Small 4to. [17 x 13 cm], (x) pp., (62) pp. London, Robert Raworth for Richard Clutterbuck, 1633. Tastefully bound in ruled red morocco, interior gilt dentelles; title-page dusty and trimmed at upper & outer margins; occasional cropping of running heads & catchwords; blank upper right corner of prelims. repaired. Complete.
Rare first edition of the first book on Vietnam in English, an eyewitness account of the commerce, government and cultural life of Cochin-China (central Vietnam) written by the Jesuit missionary Cristoforo Borri and first published in Italian in 1631.
Borri begins by marking the kingdom’s boundaries, identifying it as a narrow strip of land between Laos and the South China Sea, bordered to the north by Tongking and to the south by Champa. A discussion of the kingdom’s fertile land and rich natural resources follows, emphasizing the abundance of fruits, nuts, rice, fish, textiles, domestic stock, and “all other things requisite for the entertainement of a man’s life.” Silk is produced in such quantities that “the baser sort of people wear it dayly.” Gold and silver mines abound, and “the Wood and Timber of this countrey is the best of all the world.” Having piqued his readers’ curiosity, the author goes on to describe Cochin-China’s vibrant commercial climate, declaring it free of the red tape and bureaucratic hostility that so often greeted European traders in East Asia.
Borri’s 1631 Relazione, a Jesuit missions letter directed at his Catholic superiors and lay readers, was already unusual among works in its genre for devoting a substantial part exclusively to non-religious content.

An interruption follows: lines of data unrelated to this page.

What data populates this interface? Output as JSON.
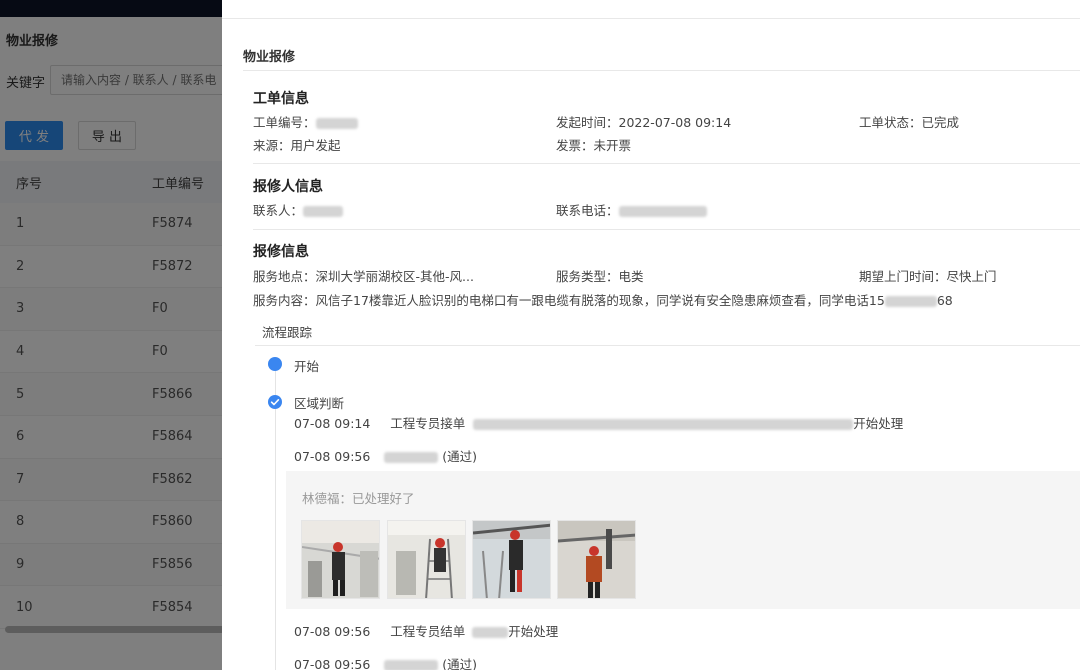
{
  "background": {
    "title": "物业报修",
    "keyword_label": "关键字",
    "search_placeholder": "请输入内容 / 联系人 / 联系电",
    "btn_daifa": "代 发",
    "btn_export": "导 出",
    "table": {
      "headers": [
        "序号",
        "工单编号"
      ],
      "rows": [
        [
          "1",
          "F5874"
        ],
        [
          "2",
          "F5872"
        ],
        [
          "3",
          "F0"
        ],
        [
          "4",
          "F0"
        ],
        [
          "5",
          "F5866"
        ],
        [
          "6",
          "F5864"
        ],
        [
          "7",
          "F5862"
        ],
        [
          "8",
          "F5860"
        ],
        [
          "9",
          "F5856"
        ],
        [
          "10",
          "F5854"
        ]
      ]
    }
  },
  "drawer": {
    "title": "物业报修",
    "work_order": {
      "title": "工单信息",
      "order_no_label": "工单编号：",
      "start_time": "发起时间：2022-07-08 09:14",
      "status": "工单状态：已完成",
      "source": "来源：用户发起",
      "invoice": "发票：未开票"
    },
    "reporter": {
      "title": "报修人信息",
      "contact_label": "联系人：",
      "phone_label": "联系电话："
    },
    "repair": {
      "title": "报修信息",
      "location": "服务地点：深圳大学丽湖校区-其他-风...",
      "service_type": "服务类型：电类",
      "expected_time": "期望上门时间：尽快上门",
      "content_prefix": "服务内容：风信子17楼靠近人脸识别的电梯口有一跟电缆有脱落的现象，同学说有安全隐患麻烦查看，同学电话15",
      "content_suffix": "68"
    },
    "flow": {
      "label": "流程跟踪",
      "start": "开始",
      "region": "区域判断",
      "e1_time": "07-08 09:14",
      "e1_action": "工程专员接单",
      "e1_tail": "开始处理",
      "e2_time": "07-08 09:56",
      "e2_result": "(通过)",
      "comment": "林德福：已处理好了",
      "e3_time": "07-08 09:56",
      "e3_action": "工程专员结单",
      "e3_tail": "开始处理",
      "e4_time": "07-08 09:56",
      "e4_result": "(通过)"
    }
  }
}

Ashley, the translator, executed further changes of his own in order to render the present work more attractive to Protestant business interests—most notably by omitting the part where Borri testified to the struggle and success of his Jesuit missions (particularly the conversion of Pulucambi province). The translation also cheerfully elides two disastrous episodes in recent European trade with Cochin-China: the 1601 massacre of 23 members of an envoy from the VOC, and a similar massacre in 1613 of the crew of an English trading vessel. This attempt to coax England’s notoriously skittish merchants into commerce with Cochin-China is also borne out by Ashley’s choice of dedicatee: Maurice Abbot, the newly-elected governor of the British East India Company.
According to Pollard and Redgrave, the work’s last signature is in 3 rather than 4 because the unsigned title-page was printed as the 4th and final leaf.
Cristoforo Borri (1583-1632), a Milanese astronomer, lived in Cochin-China from 1617-1622, where he learned enough of the language to hear confession. By 1633, two years after its first appearance, his Relatione had been translated into French, German, Dutch and English. This is the first copy to appear on the market since 1988 [Christie’s sale of John Fleming, 11.08.88].
* STC 1504; Lach.III, v. 3, p. 1250-1266; Dror & Taylor, Views of 17th C Vietnam, pp. 66. Not in Löwendahl, who nonetheless records translations in French, German, and Dutch.